== Material to process

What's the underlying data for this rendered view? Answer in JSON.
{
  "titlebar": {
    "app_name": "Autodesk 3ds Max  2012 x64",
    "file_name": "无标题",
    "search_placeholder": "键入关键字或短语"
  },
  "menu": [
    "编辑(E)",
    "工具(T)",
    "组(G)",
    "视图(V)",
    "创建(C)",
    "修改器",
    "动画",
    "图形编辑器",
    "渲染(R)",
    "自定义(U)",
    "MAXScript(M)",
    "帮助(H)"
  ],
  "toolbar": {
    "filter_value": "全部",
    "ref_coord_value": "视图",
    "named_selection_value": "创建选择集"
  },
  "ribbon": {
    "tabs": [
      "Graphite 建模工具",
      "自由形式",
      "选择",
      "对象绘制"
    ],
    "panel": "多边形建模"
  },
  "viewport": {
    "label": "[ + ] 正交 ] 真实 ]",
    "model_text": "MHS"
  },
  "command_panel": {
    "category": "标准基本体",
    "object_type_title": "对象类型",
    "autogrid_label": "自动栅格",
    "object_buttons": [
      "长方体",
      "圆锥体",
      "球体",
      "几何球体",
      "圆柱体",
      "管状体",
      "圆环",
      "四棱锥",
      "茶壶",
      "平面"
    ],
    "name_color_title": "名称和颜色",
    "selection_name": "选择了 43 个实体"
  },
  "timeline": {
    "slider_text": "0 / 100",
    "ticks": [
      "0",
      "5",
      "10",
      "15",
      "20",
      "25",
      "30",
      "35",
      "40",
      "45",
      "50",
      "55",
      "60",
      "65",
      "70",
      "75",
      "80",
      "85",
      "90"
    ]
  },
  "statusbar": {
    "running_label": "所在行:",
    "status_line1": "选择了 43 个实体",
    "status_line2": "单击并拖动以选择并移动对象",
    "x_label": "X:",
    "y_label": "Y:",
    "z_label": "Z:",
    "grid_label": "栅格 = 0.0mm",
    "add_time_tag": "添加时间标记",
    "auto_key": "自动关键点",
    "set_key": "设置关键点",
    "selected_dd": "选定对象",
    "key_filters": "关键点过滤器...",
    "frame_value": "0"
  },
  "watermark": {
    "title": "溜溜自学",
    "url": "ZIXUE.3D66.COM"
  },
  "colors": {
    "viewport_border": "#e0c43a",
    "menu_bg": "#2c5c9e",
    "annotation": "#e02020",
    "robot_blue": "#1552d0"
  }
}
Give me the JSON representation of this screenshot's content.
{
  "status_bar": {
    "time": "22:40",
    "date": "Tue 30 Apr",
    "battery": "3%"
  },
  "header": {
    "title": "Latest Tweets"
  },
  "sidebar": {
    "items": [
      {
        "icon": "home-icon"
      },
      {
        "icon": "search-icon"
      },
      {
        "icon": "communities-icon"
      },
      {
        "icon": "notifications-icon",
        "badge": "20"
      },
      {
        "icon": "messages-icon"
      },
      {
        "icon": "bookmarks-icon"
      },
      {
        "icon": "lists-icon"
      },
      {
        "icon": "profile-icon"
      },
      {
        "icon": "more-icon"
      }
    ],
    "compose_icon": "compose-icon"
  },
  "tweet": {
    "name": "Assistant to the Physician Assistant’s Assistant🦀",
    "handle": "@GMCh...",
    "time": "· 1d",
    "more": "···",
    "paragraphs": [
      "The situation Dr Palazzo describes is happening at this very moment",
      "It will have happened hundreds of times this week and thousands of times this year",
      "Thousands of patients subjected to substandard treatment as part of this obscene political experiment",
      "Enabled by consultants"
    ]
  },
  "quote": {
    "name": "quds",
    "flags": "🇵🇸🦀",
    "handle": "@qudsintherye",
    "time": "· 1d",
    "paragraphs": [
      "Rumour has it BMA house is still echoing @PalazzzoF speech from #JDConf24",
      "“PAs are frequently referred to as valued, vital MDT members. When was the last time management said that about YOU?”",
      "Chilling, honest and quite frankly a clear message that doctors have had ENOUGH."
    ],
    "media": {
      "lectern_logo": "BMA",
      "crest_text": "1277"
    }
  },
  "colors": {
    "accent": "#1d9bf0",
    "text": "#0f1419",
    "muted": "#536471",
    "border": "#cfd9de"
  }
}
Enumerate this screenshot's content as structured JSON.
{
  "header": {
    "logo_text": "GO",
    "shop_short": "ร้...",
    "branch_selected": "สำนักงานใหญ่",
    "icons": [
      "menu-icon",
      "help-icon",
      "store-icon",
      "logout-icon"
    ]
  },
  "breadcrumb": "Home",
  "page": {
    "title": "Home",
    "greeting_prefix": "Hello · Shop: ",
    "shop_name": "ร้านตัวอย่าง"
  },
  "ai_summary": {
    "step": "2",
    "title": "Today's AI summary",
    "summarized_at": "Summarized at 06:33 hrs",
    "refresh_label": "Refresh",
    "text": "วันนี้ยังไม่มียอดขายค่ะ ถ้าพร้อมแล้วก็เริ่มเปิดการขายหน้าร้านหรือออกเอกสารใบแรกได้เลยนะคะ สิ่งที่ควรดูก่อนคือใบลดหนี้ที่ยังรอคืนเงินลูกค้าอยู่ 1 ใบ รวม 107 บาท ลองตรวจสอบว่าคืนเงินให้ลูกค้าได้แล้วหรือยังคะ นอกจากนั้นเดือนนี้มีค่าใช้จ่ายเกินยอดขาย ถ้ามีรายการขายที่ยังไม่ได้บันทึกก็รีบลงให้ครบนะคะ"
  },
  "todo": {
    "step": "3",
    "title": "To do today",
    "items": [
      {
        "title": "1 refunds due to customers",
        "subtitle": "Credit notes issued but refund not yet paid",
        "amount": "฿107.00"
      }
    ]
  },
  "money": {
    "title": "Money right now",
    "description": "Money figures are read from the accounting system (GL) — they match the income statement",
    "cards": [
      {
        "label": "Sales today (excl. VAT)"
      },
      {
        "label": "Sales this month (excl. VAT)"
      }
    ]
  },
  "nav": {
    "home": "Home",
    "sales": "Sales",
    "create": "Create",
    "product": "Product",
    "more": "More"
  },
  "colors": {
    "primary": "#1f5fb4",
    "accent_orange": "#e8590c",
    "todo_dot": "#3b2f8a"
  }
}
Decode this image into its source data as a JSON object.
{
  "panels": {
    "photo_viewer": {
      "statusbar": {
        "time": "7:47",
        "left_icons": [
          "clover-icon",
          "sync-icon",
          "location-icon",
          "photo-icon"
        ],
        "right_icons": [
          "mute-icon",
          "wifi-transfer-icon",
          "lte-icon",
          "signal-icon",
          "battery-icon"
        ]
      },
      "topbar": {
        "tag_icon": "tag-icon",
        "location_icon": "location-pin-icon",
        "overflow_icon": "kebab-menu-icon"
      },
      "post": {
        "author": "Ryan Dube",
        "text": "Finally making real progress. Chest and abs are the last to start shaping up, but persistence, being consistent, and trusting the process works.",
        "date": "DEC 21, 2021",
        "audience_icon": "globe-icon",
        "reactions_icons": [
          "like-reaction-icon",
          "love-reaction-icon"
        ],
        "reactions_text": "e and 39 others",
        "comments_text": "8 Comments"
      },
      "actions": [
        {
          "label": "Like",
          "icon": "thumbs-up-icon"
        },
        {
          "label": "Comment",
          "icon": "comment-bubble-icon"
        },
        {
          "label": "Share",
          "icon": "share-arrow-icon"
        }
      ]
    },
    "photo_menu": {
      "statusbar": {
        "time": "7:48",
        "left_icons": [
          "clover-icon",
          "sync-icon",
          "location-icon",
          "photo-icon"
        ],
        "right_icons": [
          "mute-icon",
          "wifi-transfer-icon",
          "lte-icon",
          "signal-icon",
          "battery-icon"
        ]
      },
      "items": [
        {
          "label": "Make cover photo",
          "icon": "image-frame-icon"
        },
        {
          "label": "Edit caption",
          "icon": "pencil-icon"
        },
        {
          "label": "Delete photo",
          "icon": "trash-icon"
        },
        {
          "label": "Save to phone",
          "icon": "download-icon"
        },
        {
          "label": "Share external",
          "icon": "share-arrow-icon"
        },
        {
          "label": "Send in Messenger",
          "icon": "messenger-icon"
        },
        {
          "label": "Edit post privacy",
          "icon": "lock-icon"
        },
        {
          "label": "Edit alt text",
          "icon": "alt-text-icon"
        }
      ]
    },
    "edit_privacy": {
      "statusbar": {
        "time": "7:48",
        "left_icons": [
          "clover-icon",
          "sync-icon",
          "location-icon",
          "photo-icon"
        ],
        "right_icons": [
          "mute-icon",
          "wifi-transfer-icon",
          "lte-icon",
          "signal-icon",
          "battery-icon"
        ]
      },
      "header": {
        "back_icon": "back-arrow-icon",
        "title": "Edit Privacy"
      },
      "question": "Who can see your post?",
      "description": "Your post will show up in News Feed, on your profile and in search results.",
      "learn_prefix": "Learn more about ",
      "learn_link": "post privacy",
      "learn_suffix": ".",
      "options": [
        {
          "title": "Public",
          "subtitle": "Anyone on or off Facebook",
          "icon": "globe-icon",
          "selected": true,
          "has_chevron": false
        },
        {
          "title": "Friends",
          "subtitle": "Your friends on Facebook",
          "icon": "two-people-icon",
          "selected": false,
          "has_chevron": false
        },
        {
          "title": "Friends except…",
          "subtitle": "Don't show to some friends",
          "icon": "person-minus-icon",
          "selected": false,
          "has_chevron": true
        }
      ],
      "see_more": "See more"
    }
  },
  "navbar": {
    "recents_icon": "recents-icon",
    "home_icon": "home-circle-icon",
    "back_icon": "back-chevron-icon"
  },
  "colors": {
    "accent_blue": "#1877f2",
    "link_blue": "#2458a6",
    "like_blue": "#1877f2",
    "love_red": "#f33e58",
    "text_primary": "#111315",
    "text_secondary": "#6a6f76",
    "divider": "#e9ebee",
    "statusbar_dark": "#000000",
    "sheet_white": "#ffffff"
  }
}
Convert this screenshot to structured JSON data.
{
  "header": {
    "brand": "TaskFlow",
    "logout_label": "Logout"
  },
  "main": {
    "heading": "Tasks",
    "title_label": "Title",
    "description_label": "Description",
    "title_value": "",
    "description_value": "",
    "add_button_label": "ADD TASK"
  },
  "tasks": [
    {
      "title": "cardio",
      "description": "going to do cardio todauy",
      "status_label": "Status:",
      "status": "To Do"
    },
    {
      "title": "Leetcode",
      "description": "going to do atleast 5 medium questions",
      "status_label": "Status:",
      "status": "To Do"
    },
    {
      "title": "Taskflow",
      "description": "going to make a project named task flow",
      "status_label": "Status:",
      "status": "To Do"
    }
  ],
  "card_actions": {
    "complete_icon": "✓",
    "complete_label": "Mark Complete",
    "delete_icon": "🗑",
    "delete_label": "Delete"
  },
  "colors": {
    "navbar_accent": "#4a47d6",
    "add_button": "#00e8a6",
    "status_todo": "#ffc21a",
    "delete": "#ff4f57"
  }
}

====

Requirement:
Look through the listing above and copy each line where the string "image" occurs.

Your response:
Decode this image into its source data as a JSON object.
          "icon": "image-frame-icon"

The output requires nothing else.